Russia’s Gazprom cuts gas supply through key pipeline to Europe
German officials accuse Russia of using gas as a ‘war strategy’ while Moscow blames sanctions for the limited supply.
Russian energy giant Gazprom has drastically cut gas deliveries to Europe via the Nord Stream pipeline to about 20 percent of its capacity, German authorities said.
The Russian state-run company had announced Monday that it would reduce supply to 33 million cubic metres a day – half the amount it has been delivering since service resumed last week after 10 days of maintenance work.
EU states have accused Russia of squeezing supplies in retaliation for Western sanctions over Moscow’s war in Ukraine. Gazprom cited the halted operation of one of the last two operating turbines for the pipeline due to the “technical condition of the engine”.
The German economy ministry dismissed the explanation, saying there was “no technical reason for a reduction of deliveries”. Government spokeswoman Christiane Hoffmann spoke on Wednesday of a “power play” by Moscow.
“The Federal Government has taken note of the renewed reduction of gas supplies by Gazprom and is monitoring the situation very closely. The supply contracts are not being honoured at this point in time,” she added.
Klaus Mueller, head of Germany’s energy regulator, said gas flows had dropped to 20 percent of the pipeline’s capacity on Wednesday from 40 percent.
“We’ll see today if it stays that way,” he said in a statement.
In parallel, Italian energy major Eni said Gazprom had informed the group it would only deliver “approximately 27 million cubic metres” on Wednesday, down from around 34 million cubic metres in recent days.
Kremlin spokesman Dmitry Peskov blamed EU sanctions for the limited supply.
“Technical pumping capacities are down, more restricted.
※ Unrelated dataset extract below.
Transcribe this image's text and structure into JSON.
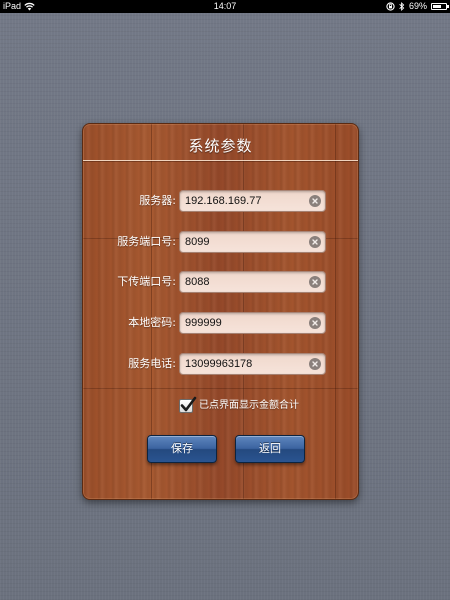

Why? Because the process of maintaining technical devices is made extremely difficult by the sanctions adopted by Europe,” Peskov said.
Mueller said gas supply was now a part of Russian foreign policy and possibly Moscow’s “war strategy”.
Natural gas prices have surged on Europe’s TTF benchmark to levels not seen since early March and are nearly six times higher than they were a year ago.
Soaring energy prices are fuelling record inflation, squeezing people’s spending power and heightening concerns that Europe could plunge into recession if it does not save enough gas to get through the cold months.
Mueller praised consumers and industry for voluntarily reducing energy use, saying that even correcting for warmer summer temperatures, recent consumption had been cut between 5 and 7 percent.
He said this would allow Germany to add to its gas reserves, which currently stand at about 65 percent of capacity. Economy minister Robert Habeck outlined targets last week for stocks to reach 95 percent by November 1 in advance of the cold German winter.
The European Union on Tuesday agreed upon a plan to reduce gas consumption in solidarity with Germany, Europe’s top economy. Berlin took a major share of the 40 percent of EU gas imports that came from Russia last year.